Andrea Haberman almost did not go on that trip. Her first two flights had been canceled due to the weather. Al suggested she come home and fly out the next day. Her strong work ethic kept her from backing out of the next flight, which landed in New York that evening.
Andrea and Al had a game they would play where they would compete to see who could call the other one first when they were apart. She won that day as she was already in the Carr Future offices high in the North Tower. She wanted to get there early for her meeting.
September 11, 2001, was a clear, sunny, beautiful day in New York. Andrea could see the Statue of Liberty as she talked to Al. Her call didn’t last more than a few minutes. She really did not want to be there and she told Al she missed him.
At 8:45am ET, an American Airlines Boeing 767 loaded with 20,000 gallons of jet fuel crashed into the north tower of the World Trade Center. It hit the floor above Andrea and there was no chance for her to escape. The giant hole near the 80th floor killed hundreds of people in an instant and trapped many more in the higher levels.
My wife Tonette was at work early that morning and she called while I was getting our sons ready for school. She told me to turn on the television to see the news reports about a plane crash.
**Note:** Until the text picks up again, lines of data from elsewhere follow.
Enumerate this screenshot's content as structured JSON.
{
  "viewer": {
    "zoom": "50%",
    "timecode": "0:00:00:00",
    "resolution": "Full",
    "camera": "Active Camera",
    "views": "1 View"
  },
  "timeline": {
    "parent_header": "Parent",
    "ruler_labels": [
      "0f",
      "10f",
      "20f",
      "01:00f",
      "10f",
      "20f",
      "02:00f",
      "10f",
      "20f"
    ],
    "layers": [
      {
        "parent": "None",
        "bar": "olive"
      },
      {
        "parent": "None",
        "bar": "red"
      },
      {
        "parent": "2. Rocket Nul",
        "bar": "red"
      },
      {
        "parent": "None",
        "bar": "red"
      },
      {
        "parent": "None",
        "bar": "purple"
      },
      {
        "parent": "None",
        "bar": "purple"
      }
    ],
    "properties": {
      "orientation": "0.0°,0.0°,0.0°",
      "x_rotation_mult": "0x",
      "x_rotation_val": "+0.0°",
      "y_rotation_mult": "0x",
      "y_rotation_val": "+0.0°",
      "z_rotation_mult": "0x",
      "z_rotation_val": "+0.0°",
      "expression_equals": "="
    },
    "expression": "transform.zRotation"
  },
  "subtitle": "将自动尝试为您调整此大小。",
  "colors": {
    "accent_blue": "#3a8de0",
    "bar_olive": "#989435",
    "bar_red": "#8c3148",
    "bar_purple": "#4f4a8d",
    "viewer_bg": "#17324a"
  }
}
Initially, many of the broadcasters thought it was some sort of accident. Only later did we all learn that this was a planned attack by radical Islamic terrorists.
While people were trying to evacuate the World Trade Center complex, about 18 minutes after the first plane hit, a United Airlines Boeing 767 crashed into the south tower near the 60th floor. I remember the abrupt change on the broadcast news as the anchors realized what had happened—and so did the rest of us who were watching the live broadcast: America was under attack.
Officials scrambled to react to the situation in New York. At the same time, an American Airlines Flight Boeing 757 circled over the nation’s capital before crashing into the west side of the Pentagon at 9:45am ET. The flight that took off from Dulles International Airport was destined for Los Angeles and was filled with jet fuel that caught fire and caused massive damage to the military headquarters.
On that day, I was in a carpool traveling to the Wisconsin State Capitol. Near the exit for Delafield, I can still remember the announcer saying that the south tower of the World Trade Center had collapsed. All of us in the vehicle thought they had misspoken. Soon after, we heard them announce that the north tower had collapsed to the ground. It was totally surreal.
We learned later about a fourth plane—United Flight 93–that was hijacked after taking off from Newark Liberty International Airport. An amazing group of courageous passengers fought the four hijackers and crashed the plane at 10:10am ET in a field near Shanksville, Pennsylvania.
Radical Islamic terrorists financed by Osama bin Laden-led al Qaeda targeted landmarks that symbolized the economic and political power of the United States of America. They wanted to terrorize us and turn us away from protecting our freedoms.
We can never forget what happened on September 11th. Most students, college-aged and younger, were not born when these terrorists murdered 2,977 innocent people. One of them was Andrea Haberman. She was not much older than most college students when they killed her. She would be 46 today. She never got to live her dreams: Marrying Al and having tons of children while pursuing a wonderful career.
Young America’s Foundation sponsors the 9/11: Never Forget Project each year to put up 2,977 flags at schools across the country. We must ensure that students never forget what happened to us, who did it to us, and why they did it. We must never forget.
Read more at The Washington Times.
- Scott Walker is the president of Young America’s Foundation and served as the 45th governor of Wisconsin from 2011 to 2019.
Empower Wisconsin | Sept. 9, 2022